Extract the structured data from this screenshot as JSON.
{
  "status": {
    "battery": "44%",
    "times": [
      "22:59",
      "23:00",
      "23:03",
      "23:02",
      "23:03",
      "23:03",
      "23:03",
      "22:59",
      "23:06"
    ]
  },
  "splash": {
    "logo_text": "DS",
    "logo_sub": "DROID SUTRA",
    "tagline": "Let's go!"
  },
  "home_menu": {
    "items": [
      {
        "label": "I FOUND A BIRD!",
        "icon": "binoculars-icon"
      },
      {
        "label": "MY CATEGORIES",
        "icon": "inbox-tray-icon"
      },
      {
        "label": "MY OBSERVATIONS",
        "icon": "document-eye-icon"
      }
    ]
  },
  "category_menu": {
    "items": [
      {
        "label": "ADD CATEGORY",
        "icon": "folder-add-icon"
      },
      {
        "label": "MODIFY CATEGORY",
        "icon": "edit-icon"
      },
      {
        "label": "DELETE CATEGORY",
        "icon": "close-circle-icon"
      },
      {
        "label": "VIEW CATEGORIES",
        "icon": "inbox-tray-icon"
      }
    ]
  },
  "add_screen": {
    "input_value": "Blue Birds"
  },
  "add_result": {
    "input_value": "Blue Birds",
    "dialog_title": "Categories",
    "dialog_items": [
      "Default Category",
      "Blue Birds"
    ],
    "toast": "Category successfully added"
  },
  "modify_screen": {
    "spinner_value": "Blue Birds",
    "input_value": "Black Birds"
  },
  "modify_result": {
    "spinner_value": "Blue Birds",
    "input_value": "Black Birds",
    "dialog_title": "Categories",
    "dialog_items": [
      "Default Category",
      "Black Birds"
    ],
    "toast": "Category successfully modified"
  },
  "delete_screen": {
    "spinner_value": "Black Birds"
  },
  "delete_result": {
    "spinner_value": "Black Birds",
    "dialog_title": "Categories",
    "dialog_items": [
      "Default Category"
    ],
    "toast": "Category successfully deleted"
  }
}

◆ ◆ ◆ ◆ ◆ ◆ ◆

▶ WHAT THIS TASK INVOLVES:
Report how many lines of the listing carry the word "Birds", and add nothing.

▶ REPLY TO THE EXERCISE:
10